Work instruction: Write out all of the lines below, exactly and completely.

*** Dataset records Section Begins ***

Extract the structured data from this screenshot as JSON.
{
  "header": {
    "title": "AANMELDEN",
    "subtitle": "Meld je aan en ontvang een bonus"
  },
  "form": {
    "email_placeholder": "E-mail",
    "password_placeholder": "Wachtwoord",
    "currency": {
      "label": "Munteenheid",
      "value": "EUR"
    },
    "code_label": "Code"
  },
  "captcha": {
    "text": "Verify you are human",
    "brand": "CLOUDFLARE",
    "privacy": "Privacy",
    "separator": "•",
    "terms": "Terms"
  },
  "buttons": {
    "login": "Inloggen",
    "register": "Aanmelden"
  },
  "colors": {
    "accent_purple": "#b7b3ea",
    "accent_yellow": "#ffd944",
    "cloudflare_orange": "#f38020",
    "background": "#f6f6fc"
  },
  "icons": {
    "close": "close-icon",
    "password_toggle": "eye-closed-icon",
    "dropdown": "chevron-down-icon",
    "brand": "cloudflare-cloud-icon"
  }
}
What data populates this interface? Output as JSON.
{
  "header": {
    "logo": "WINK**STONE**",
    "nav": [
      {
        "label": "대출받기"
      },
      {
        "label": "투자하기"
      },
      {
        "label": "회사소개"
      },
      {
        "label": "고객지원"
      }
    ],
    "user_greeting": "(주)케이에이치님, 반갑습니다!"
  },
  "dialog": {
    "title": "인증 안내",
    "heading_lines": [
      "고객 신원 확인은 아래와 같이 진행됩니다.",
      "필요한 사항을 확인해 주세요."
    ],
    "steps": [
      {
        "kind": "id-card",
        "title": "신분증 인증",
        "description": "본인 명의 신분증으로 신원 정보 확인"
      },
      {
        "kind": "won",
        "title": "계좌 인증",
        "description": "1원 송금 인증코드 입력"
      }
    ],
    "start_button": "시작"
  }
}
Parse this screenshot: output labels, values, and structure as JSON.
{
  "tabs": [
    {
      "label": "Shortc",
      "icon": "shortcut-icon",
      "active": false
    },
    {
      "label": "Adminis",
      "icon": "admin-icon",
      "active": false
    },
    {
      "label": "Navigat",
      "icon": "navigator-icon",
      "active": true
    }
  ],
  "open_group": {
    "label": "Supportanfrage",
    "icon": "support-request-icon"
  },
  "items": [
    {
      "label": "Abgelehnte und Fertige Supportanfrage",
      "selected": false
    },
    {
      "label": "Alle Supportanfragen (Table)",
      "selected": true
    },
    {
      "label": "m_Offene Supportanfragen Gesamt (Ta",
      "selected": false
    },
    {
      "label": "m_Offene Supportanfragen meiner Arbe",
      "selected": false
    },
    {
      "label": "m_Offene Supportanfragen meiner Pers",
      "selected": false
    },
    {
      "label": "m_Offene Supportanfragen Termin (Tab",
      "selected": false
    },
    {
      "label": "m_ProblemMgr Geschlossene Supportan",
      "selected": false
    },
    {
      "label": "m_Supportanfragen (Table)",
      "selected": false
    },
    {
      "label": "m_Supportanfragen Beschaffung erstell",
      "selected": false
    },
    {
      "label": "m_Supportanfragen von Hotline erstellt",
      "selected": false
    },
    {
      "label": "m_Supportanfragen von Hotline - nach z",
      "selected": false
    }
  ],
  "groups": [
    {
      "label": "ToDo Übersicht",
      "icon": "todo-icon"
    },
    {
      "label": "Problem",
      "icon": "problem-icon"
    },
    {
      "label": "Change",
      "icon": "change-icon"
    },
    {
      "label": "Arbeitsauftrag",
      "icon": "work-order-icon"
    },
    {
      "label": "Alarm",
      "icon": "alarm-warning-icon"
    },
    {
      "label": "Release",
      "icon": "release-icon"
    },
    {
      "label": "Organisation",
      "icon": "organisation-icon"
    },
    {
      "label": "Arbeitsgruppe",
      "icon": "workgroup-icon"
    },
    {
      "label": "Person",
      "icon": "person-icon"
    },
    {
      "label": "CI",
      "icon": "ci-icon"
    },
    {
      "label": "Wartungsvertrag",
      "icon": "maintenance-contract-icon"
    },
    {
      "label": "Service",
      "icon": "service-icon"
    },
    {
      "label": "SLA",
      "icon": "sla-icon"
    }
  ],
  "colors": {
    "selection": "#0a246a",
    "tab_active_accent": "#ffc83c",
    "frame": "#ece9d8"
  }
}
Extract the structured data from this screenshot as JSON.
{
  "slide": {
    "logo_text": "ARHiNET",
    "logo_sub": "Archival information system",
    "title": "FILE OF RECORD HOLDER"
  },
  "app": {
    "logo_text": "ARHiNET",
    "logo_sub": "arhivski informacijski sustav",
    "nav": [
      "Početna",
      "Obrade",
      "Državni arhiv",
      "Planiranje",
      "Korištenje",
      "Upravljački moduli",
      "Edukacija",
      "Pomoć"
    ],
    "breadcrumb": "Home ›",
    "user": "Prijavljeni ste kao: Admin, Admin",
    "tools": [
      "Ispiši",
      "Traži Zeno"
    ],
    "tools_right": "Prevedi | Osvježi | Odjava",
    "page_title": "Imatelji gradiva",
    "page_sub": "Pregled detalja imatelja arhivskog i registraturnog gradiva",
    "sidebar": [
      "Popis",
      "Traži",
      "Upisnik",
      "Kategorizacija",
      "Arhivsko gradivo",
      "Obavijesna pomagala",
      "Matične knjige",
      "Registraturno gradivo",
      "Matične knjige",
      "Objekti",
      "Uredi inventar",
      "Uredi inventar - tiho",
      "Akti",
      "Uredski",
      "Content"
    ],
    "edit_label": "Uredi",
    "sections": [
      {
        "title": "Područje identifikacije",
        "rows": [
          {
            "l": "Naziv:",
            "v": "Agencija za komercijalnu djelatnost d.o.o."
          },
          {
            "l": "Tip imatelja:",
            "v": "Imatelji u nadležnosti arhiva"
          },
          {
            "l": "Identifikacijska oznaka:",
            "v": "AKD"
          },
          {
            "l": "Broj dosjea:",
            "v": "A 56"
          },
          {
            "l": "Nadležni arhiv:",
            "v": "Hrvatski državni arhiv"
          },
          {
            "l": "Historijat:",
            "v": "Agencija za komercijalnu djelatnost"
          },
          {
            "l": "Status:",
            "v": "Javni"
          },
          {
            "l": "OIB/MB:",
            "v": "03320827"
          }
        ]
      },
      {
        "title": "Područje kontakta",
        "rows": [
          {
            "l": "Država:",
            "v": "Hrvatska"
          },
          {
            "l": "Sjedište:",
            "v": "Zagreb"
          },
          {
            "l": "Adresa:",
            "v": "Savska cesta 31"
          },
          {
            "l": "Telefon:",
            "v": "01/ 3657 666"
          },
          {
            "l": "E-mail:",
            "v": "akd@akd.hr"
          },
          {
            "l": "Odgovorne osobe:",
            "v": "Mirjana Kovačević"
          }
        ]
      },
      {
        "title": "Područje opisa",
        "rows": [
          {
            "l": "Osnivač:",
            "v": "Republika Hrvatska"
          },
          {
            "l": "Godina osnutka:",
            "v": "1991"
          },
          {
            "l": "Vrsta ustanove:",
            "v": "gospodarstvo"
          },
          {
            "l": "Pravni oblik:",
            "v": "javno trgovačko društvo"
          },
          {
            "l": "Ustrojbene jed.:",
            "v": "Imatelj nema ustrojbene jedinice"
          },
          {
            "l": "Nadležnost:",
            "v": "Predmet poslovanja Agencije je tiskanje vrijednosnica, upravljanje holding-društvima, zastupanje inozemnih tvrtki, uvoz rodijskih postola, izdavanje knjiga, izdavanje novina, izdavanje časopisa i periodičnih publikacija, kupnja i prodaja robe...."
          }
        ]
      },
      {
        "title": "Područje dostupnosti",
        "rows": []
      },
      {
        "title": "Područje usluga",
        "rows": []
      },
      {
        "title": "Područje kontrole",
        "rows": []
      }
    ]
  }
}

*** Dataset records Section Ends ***

Result:
Extract the structured data from this screenshot as JSON.
{
  "header": {
    "title": "AANMELDEN",
    "subtitle": "Meld je aan en ontvang een bonus"
  },
  "form": {
    "email_placeholder": "E-mail",
    "password_placeholder": "Wachtwoord",
    "currency": {
      "label": "Munteenheid",
      "value": "EUR"
    },
    "code_label": "Code"
  },
  "captcha": {
    "text": "Verify you are human",
    "brand": "CLOUDFLARE",
    "privacy": "Privacy",
    "separator": "•",
    "terms": "Terms"
  },
  "buttons": {
    "login": "Inloggen",
    "register": "Aanmelden"
  },
  "colors": {
    "accent_purple": "#b7b3ea",
    "accent_yellow": "#ffd944",
    "cloudflare_orange": "#f38020",
    "background": "#f6f6fc"
  },
  "icons": {
    "close": "close-icon",
    "password_toggle": "eye-closed-icon",
    "dropdown": "chevron-down-icon",
    "brand": "cloudflare-cloud-icon"
  }
}
What data populates this interface? Output as JSON.
{
  "header": {
    "logo": "WINK**STONE**",
    "nav": [
      {
        "label": "대출받기"
      },
      {
        "label": "투자하기"
      },
      {
        "label": "회사소개"
      },
      {
        "label": "고객지원"
      }
    ],
    "user_greeting": "(주)케이에이치님, 반갑습니다!"
  },
  "dialog": {
    "title": "인증 안내",
    "heading_lines": [
      "고객 신원 확인은 아래와 같이 진행됩니다.",
      "필요한 사항을 확인해 주세요."
    ],
    "steps": [
      {
        "kind": "id-card",
        "title": "신분증 인증",
        "description": "본인 명의 신분증으로 신원 정보 확인"
      },
      {
        "kind": "won",
        "title": "계좌 인증",
        "description": "1원 송금 인증코드 입력"
      }
    ],
    "start_button": "시작"
  }
}
Parse this screenshot: output labels, values, and structure as JSON.
{
  "tabs": [
    {
      "label": "Shortc",
      "icon": "shortcut-icon",
      "active": false
    },
    {
      "label": "Adminis",
      "icon": "admin-icon",
      "active": false
    },
    {
      "label": "Navigat",
      "icon": "navigator-icon",
      "active": true
    }
  ],
  "open_group": {
    "label": "Supportanfrage",
    "icon": "support-request-icon"
  },
  "items": [
    {
      "label": "Abgelehnte und Fertige Supportanfrage",
      "selected": false
    },
    {
      "label": "Alle Supportanfragen (Table)",
      "selected": true
    },
    {
      "label": "m_Offene Supportanfragen Gesamt (Ta",
      "selected": false
    },
    {
      "label": "m_Offene Supportanfragen meiner Arbe",
      "selected": false
    },
    {
      "label": "m_Offene Supportanfragen meiner Pers",
      "selected": false
    },
    {
      "label": "m_Offene Supportanfragen Termin (Tab",
      "selected": false
    },
    {
      "label": "m_ProblemMgr Geschlossene Supportan",
      "selected": false
    },
    {
      "label": "m_Supportanfragen (Table)",
      "selected": false
    },
    {
      "label": "m_Supportanfragen Beschaffung erstell",
      "selected": false
    },
    {
      "label": "m_Supportanfragen von Hotline erstellt",
      "selected": false
    },
    {
      "label": "m_Supportanfragen von Hotline - nach z",
      "selected": false
    }
  ],
  "groups": [
    {
      "label": "ToDo Übersicht",
      "icon": "todo-icon"
    },
    {
      "label": "Problem",
      "icon": "problem-icon"
    },
    {
      "label": "Change",
      "icon": "change-icon"
    },
    {
      "label": "Arbeitsauftrag",
      "icon": "work-order-icon"
    },
    {
      "label": "Alarm",
      "icon": "alarm-warning-icon"
    },
    {
      "label": "Release",
      "icon": "release-icon"
    },
    {
      "label": "Organisation",
      "icon": "organisation-icon"
    },
    {
      "label": "Arbeitsgruppe",
      "icon": "workgroup-icon"
    },
    {
      "label": "Person",
      "icon": "person-icon"
    },
    {
      "label": "CI",
      "icon": "ci-icon"
    },
    {
      "label": "Wartungsvertrag",
      "icon": "maintenance-contract-icon"
    },
    {
      "label": "Service",
      "icon": "service-icon"
    },
    {
      "label": "SLA",
      "icon": "sla-icon"
    }
  ],
  "colors": {
    "selection": "#0a246a",
    "tab_active_accent": "#ffc83c",
    "frame": "#ece9d8"
  }
}
Extract the structured data from this screenshot as JSON.
{
  "slide": {
    "logo_text": "ARHiNET",
    "logo_sub": "Archival information system",
    "title": "FILE OF RECORD HOLDER"
  },
  "app": {
    "logo_text": "ARHiNET",
    "logo_sub": "arhivski informacijski sustav",
    "nav": [
      "Početna",
      "Obrade",
      "Državni arhiv",
      "Planiranje",
      "Korištenje",
      "Upravljački moduli",
      "Edukacija",
      "Pomoć"
    ],
    "breadcrumb": "Home ›",
    "user": "Prijavljeni ste kao: Admin, Admin",
    "tools": [
      "Ispiši",
      "Traži Zeno"
    ],
    "tools_right": "Prevedi | Osvježi | Odjava",
    "page_title": "Imatelji gradiva",
    "page_sub": "Pregled detalja imatelja arhivskog i registraturnog gradiva",
    "sidebar": [
      "Popis",
      "Traži",
      "Upisnik",
      "Kategorizacija",
      "Arhivsko gradivo",
      "Obavijesna pomagala",
      "Matične knjige",
      "Registraturno gradivo",
      "Matične knjige",
      "Objekti",
      "Uredi inventar",
      "Uredi inventar - tiho",
      "Akti",
      "Uredski",
      "Content"
    ],
    "edit_label": "Uredi",
    "sections": [
      {
        "title": "Područje identifikacije",
        "rows": [
          {
            "l": "Naziv:",
            "v": "Agencija za komercijalnu djelatnost d.o.o."
          },
          {
            "l": "Tip imatelja:",
            "v": "Imatelji u nadležnosti arhiva"
          },
          {
            "l": "Identifikacijska oznaka:",
            "v": "AKD"
          },
          {
            "l": "Broj dosjea:",
            "v": "A 56"
          },
          {
            "l": "Nadležni arhiv:",
            "v": "Hrvatski državni arhiv"
          },
          {
            "l": "Historijat:",
            "v": "Agencija za komercijalnu djelatnost"
          },
          {
            "l": "Status:",
            "v": "Javni"
          },
          {
            "l": "OIB/MB:",
            "v": "03320827"
          }
        ]
      },
      {
        "title": "Područje kontakta",
        "rows": [
          {
            "l": "Država:",
            "v": "Hrvatska"
          },
          {
            "l": "Sjedište:",
            "v": "Zagreb"
          },
          {
            "l": "Adresa:",
            "v": "Savska cesta 31"
          },
          {
            "l": "Telefon:",
            "v": "01/ 3657 666"
          },
          {
            "l": "E-mail:",
            "v": "akd@akd.hr"
          },
          {
            "l": "Odgovorne osobe:",
            "v": "Mirjana Kovačević"
          }
        ]
      },
      {
        "title": "Područje opisa",
        "rows": [
          {
            "l": "Osnivač:",
            "v": "Republika Hrvatska"
          },
          {
            "l": "Godina osnutka:",
            "v": "1991"
          },
          {
            "l": "Vrsta ustanove:",
            "v": "gospodarstvo"
          },
          {
            "l": "Pravni oblik:",
            "v": "javno trgovačko društvo"
          },
          {
            "l": "Ustrojbene jed.:",
            "v": "Imatelj nema ustrojbene jedinice"
          },
          {
            "l": "Nadležnost:",
            "v": "Predmet poslovanja Agencije je tiskanje vrijednosnica, upravljanje holding-društvima, zastupanje inozemnih tvrtki, uvoz rodijskih postola, izdavanje knjiga, izdavanje novina, izdavanje časopisa i periodičnih publikacija, kupnja i prodaja robe...."
          }
        ]
      },
      {
        "title": "Područje dostupnosti",
        "rows": []
      },
      {
        "title": "Područje usluga",
        "rows": []
      },
      {
        "title": "Područje kontrole",
        "rows": []
      }
    ]
  }
}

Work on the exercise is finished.